### MATERIAL PROVIDED ###

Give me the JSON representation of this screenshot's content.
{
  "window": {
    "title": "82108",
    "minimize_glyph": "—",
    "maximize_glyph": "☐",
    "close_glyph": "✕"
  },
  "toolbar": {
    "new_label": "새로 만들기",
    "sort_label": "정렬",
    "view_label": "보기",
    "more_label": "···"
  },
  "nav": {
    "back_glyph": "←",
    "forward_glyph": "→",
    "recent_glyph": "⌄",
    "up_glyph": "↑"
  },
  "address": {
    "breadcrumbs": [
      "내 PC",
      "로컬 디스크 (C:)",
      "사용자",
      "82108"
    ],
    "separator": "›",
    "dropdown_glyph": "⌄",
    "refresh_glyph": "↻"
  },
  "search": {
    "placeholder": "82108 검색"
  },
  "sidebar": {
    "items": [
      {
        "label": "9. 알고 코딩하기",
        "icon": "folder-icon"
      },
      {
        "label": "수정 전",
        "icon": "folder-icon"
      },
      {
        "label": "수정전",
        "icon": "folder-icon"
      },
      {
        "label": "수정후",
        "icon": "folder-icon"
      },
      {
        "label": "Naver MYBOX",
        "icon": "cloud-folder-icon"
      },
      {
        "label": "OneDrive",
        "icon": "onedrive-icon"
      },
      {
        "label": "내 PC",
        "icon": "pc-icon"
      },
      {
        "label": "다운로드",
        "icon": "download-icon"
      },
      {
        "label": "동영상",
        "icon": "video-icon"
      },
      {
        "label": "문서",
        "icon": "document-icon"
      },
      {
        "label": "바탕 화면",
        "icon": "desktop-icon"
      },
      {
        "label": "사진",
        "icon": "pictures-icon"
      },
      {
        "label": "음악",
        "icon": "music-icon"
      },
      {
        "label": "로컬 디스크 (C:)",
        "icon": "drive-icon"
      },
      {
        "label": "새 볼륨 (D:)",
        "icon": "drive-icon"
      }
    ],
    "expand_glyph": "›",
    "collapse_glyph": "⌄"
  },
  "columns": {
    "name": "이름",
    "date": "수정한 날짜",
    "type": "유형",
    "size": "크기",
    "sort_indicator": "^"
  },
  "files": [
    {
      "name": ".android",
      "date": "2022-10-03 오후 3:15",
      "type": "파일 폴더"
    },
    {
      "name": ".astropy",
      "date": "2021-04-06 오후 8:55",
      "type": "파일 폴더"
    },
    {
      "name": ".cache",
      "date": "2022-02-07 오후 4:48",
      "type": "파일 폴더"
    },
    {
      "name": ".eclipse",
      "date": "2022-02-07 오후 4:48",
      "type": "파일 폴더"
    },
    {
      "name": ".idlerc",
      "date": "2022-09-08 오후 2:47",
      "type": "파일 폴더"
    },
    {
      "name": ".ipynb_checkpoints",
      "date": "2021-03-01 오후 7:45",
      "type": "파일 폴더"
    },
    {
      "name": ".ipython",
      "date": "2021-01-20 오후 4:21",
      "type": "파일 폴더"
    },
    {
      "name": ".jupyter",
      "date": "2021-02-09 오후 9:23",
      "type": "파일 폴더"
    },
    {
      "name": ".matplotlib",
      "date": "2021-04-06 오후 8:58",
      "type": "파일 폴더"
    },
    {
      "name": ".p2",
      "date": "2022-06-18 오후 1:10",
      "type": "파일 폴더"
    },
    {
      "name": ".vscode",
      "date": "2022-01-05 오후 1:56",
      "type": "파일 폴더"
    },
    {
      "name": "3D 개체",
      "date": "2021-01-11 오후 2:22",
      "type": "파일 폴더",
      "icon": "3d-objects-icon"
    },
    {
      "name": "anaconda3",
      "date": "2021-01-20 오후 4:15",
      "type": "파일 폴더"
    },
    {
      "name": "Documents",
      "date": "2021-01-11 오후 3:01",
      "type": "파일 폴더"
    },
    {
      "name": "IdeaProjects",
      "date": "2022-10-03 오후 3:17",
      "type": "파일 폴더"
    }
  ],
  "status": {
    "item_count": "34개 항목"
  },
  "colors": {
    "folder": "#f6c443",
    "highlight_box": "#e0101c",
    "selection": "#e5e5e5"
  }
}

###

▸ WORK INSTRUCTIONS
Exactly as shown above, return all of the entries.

▸ REPLY TO THE EXERCISE
Give me the JSON representation of this screenshot's content.
{
  "window": {
    "title": "82108",
    "minimize_glyph": "—",
    "maximize_glyph": "☐",
    "close_glyph": "✕"
  },
  "toolbar": {
    "new_label": "새로 만들기",
    "sort_label": "정렬",
    "view_label": "보기",
    "more_label": "···"
  },
  "nav": {
    "back_glyph": "←",
    "forward_glyph": "→",
    "recent_glyph": "⌄",
    "up_glyph": "↑"
  },
  "address": {
    "breadcrumbs": [
      "내 PC",
      "로컬 디스크 (C:)",
      "사용자",
      "82108"
    ],
    "separator": "›",
    "dropdown_glyph": "⌄",
    "refresh_glyph": "↻"
  },
  "search": {
    "placeholder": "82108 검색"
  },
  "sidebar": {
    "items": [
      {
        "label": "9. 알고 코딩하기",
        "icon": "folder-icon"
      },
      {
        "label": "수정 전",
        "icon": "folder-icon"
      },
      {
        "label": "수정전",
        "icon": "folder-icon"
      },
      {
        "label": "수정후",
        "icon": "folder-icon"
      },
      {
        "label": "Naver MYBOX",
        "icon": "cloud-folder-icon"
      },
      {
        "label": "OneDrive",
        "icon": "onedrive-icon"
      },
      {
        "label": "내 PC",
        "icon": "pc-icon"
      },
      {
        "label": "다운로드",
        "icon": "download-icon"
      },
      {
        "label": "동영상",
        "icon": "video-icon"
      },
      {
        "label": "문서",
        "icon": "document-icon"
      },
      {
        "label": "바탕 화면",
        "icon": "desktop-icon"
      },
      {
        "label": "사진",
        "icon": "pictures-icon"
      },
      {
        "label": "음악",
        "icon": "music-icon"
      },
      {
        "label": "로컬 디스크 (C:)",
        "icon": "drive-icon"
      },
      {
        "label": "새 볼륨 (D:)",
        "icon": "drive-icon"
      }
    ],
    "expand_glyph": "›",
    "collapse_glyph": "⌄"
  },
  "columns": {
    "name": "이름",
    "date": "수정한 날짜",
    "type": "유형",
    "size": "크기",
    "sort_indicator": "^"
  },
  "files": [
    {
      "name": ".android",
      "date": "2022-10-03 오후 3:15",
      "type": "파일 폴더"
    },
    {
      "name": ".astropy",
      "date": "2021-04-06 오후 8:55",
      "type": "파일 폴더"
    },
    {
      "name": ".cache",
      "date": "2022-02-07 오후 4:48",
      "type": "파일 폴더"
    },
    {
      "name": ".eclipse",
      "date": "2022-02-07 오후 4:48",
      "type": "파일 폴더"
    },
    {
      "name": ".idlerc",
      "date": "2022-09-08 오후 2:47",
      "type": "파일 폴더"
    },
    {
      "name": ".ipynb_checkpoints",
      "date": "2021-03-01 오후 7:45",
      "type": "파일 폴더"
    },
    {
      "name": ".ipython",
      "date": "2021-01-20 오후 4:21",
      "type": "파일 폴더"
    },
    {
      "name": ".jupyter",
      "date": "2021-02-09 오후 9:23",
      "type": "파일 폴더"
    },
    {
      "name": ".matplotlib",
      "date": "2021-04-06 오후 8:58",
      "type": "파일 폴더"
    },
    {
      "name": ".p2",
      "date": "2022-06-18 오후 1:10",
      "type": "파일 폴더"
    },
    {
      "name": ".vscode",
      "date": "2022-01-05 오후 1:56",
      "type": "파일 폴더"
    },
    {
      "name": "3D 개체",
      "date": "2021-01-11 오후 2:22",
      "type": "파일 폴더",
      "icon": "3d-objects-icon"
    },
    {
      "name": "anaconda3",
      "date": "2021-01-20 오후 4:15",
      "type": "파일 폴더"
    },
    {
      "name": "Documents",
      "date": "2021-01-11 오후 3:01",
      "type": "파일 폴더"
    },
    {
      "name": "IdeaProjects",
      "date": "2022-10-03 오후 3:17",
      "type": "파일 폴더"
    }
  ],
  "status": {
    "item_count": "34개 항목"
  },
  "colors": {
    "folder": "#f6c443",
    "highlight_box": "#e0101c",
    "selection": "#e5e5e5"
  }
}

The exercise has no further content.